Requirement: This exercise calls for copying every line below that holds the word "with".

Input data:

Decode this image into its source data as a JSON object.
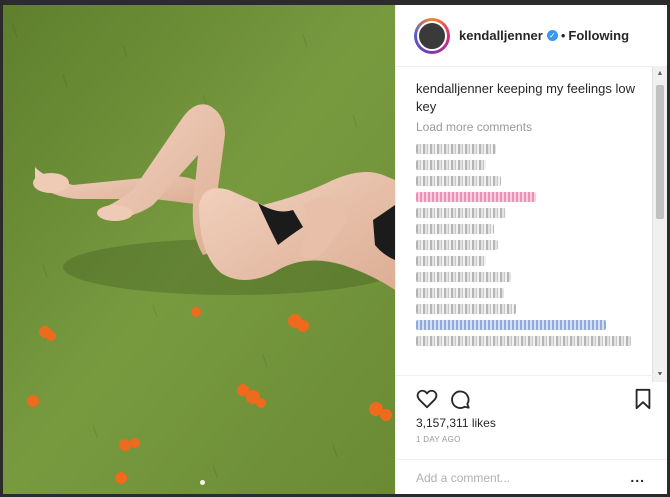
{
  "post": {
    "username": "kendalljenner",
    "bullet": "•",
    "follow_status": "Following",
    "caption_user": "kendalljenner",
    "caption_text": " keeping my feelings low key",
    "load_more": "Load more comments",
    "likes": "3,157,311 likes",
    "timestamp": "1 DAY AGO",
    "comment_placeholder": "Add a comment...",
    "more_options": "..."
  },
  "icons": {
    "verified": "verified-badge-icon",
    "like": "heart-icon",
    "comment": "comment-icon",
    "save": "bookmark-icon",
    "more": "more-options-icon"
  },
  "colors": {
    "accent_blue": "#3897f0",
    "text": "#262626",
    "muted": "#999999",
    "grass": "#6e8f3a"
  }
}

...

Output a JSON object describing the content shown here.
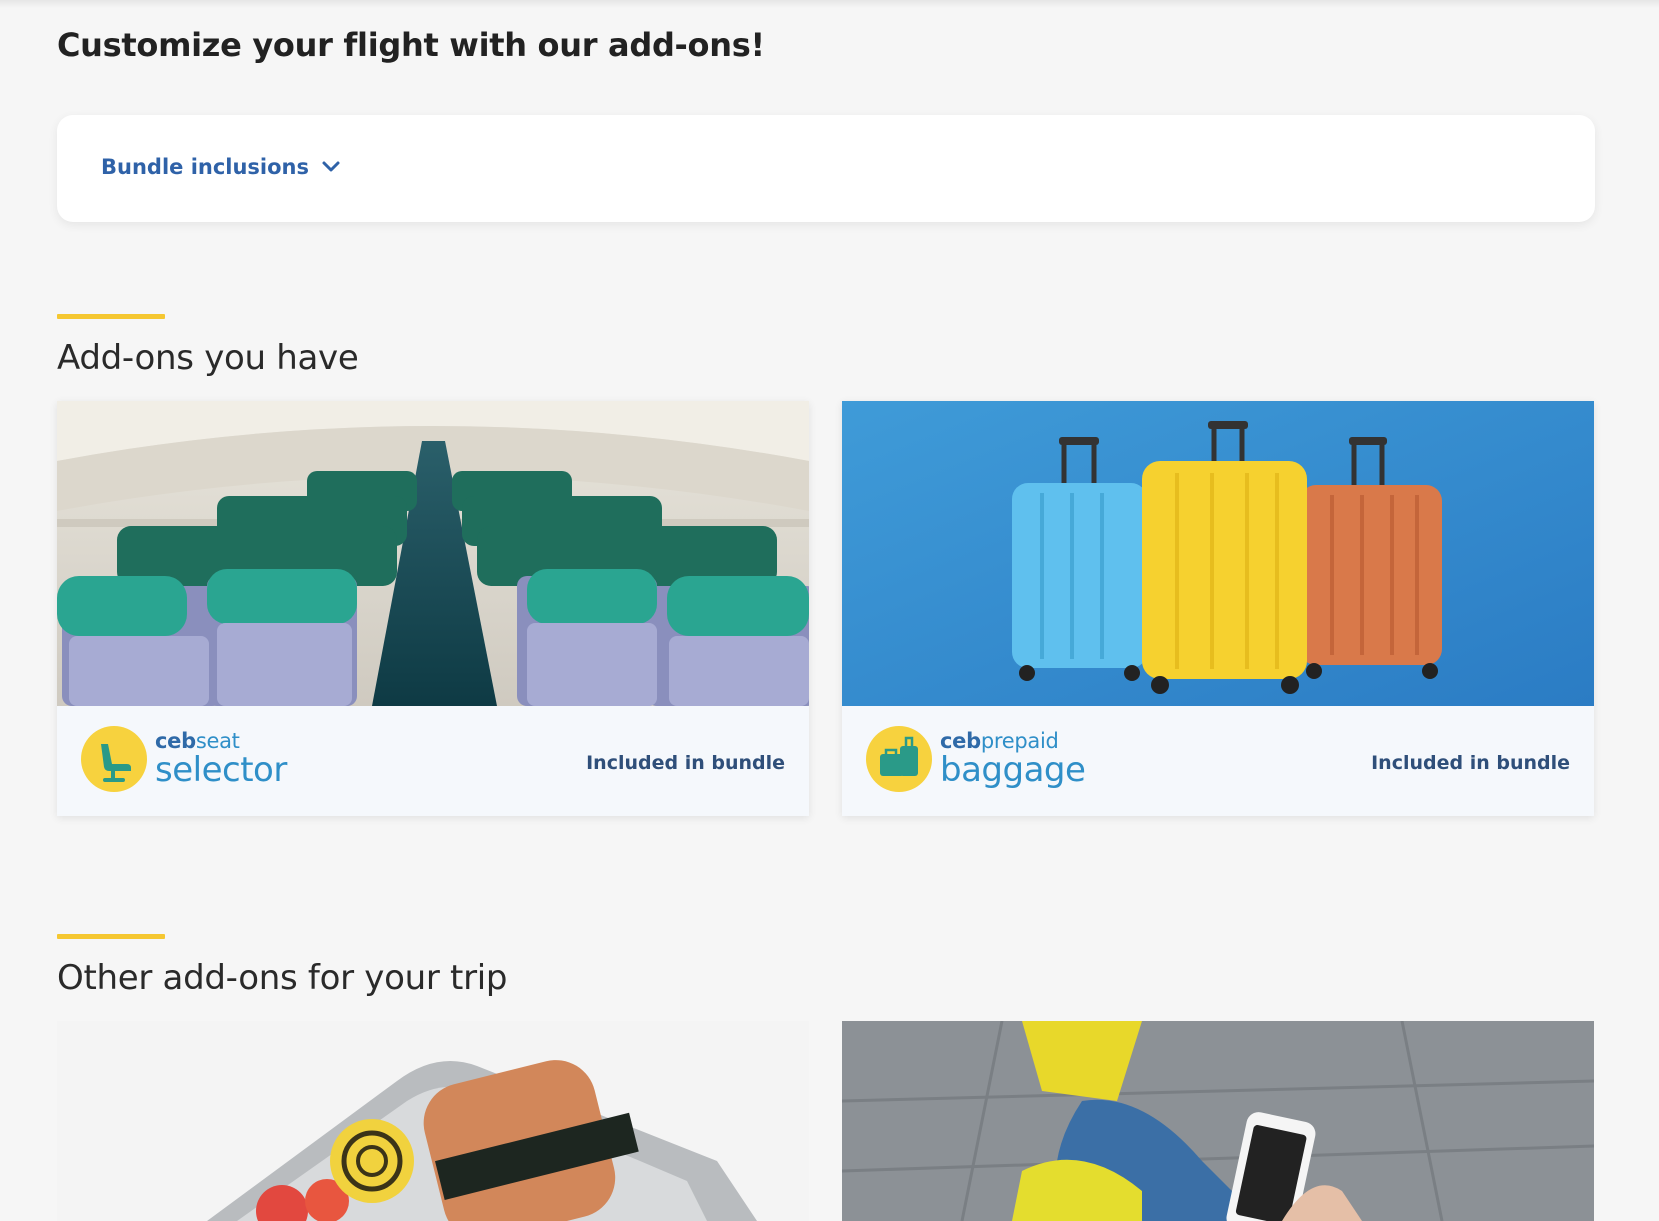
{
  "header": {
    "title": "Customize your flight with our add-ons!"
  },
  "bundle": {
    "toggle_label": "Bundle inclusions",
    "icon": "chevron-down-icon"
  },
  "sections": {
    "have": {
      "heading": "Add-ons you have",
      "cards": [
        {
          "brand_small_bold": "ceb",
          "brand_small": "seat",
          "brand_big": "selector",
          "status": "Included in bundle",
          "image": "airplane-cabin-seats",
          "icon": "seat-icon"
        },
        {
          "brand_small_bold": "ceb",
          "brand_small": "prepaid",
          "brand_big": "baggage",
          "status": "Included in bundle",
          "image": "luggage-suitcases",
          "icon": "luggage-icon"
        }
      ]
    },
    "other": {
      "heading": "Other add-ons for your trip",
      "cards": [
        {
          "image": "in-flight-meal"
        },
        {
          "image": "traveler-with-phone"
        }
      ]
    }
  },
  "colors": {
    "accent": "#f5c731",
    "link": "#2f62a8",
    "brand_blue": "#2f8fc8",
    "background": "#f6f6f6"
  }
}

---

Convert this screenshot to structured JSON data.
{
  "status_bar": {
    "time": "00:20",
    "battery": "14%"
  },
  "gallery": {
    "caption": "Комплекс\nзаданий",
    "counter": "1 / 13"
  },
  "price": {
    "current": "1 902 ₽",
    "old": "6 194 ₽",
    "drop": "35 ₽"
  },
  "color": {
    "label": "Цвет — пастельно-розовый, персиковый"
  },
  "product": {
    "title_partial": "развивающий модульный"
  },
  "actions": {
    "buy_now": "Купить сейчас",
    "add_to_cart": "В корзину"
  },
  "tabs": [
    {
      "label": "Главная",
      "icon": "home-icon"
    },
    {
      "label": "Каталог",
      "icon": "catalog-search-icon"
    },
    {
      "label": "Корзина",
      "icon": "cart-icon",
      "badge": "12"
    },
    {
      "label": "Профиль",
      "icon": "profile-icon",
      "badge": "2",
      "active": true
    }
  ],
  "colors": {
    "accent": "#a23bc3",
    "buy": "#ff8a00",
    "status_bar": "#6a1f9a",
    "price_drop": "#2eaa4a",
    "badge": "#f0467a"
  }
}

Solution to the problem:
    "title": "Customize your flight with our add-ons!"
          "image": "traveler-with-phone"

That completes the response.